General Lab Information

System Development

Mechanical Engineering, Fabrication, and Integration

The Mechanical Engineering, Fabrication, and Integration Group transforms conceptual designs into functional components and complete systems. With in-house expertise and fabrication capabilities—including a fully equipped machine shop—we support large collaborative experiments, prototype development efforts, and commercial applications. Our designs, components, and systems are used in a range of technologies, from ultrahigh vacuums capable of producing photocathodes for electron sources to parts for telescopes and neutrino detectors.

Electrical Engineering, Assembly, and Integration

Electrical systems must be designed according to different specifications, including physical size, operational environments, and signal types and levels. The Instrumentation Division’s Electronics Assembly and Integration Group develops customized solutions to meet such specifications for various physics, astronomy, and homeland security applications.

Quantum System Development

Quantum information science involves quantum effects in physics and how they can be used in computing, communications, precision measurements, and fundamental quantum science. Brookhaven National Laboratory is executing a cross-disciplinary quantum strategy that spans novel algorithms and materials for the next generation of quantum computers to quantum networking for secure communications and sensing with unprecedented accuracy.

Electron Source Development

We are at the forefront of generating electron beams with high brightness for collider and photon source applications.

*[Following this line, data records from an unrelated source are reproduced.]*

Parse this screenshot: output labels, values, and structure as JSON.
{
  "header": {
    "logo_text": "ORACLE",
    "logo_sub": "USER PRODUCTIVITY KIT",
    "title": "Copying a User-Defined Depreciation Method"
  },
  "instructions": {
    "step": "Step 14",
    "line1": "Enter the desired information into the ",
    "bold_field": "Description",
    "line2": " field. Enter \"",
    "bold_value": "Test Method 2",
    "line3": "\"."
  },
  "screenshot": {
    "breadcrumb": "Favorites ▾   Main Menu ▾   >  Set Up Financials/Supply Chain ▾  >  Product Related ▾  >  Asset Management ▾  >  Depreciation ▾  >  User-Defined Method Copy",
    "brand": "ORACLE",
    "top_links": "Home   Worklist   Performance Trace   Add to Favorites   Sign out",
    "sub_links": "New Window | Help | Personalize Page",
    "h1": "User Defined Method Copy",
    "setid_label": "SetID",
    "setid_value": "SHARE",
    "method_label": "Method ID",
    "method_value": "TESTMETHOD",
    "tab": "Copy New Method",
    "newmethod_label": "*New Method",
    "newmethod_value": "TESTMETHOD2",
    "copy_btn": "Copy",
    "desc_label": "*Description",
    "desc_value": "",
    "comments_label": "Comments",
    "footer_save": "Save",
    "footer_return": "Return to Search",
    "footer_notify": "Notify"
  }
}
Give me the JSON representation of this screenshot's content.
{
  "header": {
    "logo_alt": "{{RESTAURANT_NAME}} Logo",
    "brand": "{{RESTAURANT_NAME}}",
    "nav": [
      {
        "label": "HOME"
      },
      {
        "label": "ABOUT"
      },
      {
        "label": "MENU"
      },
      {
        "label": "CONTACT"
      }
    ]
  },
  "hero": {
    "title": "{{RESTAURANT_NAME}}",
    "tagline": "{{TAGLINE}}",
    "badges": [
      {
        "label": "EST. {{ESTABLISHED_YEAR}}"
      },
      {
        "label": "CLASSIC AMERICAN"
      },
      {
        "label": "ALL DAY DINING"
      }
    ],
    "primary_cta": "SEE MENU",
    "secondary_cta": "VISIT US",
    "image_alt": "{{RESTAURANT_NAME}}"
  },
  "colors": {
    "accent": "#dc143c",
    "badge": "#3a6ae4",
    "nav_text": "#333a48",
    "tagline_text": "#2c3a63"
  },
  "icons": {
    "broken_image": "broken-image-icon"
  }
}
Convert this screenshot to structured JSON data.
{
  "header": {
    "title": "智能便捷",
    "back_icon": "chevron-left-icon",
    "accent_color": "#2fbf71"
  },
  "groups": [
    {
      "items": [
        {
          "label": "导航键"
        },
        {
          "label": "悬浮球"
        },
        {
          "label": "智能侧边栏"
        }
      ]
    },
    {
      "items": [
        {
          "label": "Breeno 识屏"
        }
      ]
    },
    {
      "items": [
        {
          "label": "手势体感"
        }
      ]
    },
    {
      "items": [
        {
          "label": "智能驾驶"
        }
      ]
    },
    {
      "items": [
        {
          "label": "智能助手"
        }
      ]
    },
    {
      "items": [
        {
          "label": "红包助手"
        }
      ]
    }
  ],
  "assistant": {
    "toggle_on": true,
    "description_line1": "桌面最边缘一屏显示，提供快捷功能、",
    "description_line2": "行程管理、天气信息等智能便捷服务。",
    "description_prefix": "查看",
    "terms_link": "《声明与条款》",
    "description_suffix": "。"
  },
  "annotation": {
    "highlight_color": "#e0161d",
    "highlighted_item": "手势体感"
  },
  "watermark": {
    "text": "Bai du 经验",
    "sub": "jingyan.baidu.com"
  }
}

Our surveys of materials have led to the worldwide adoption of copper and magnesium for high-peak-brightness electron beams.

Laser System Development

Our Laser Application Laboratory features cutting-edge laser systems with a range of wavelengths (infrared to vacuum ultraviolet), pulse durations (femtosecond to microsecond), pulse energies (nanojoule to nearly one joule), and operational modes (single photons to multiphotons per pulse). These systems are routinely used for large-scale particle physics experiments.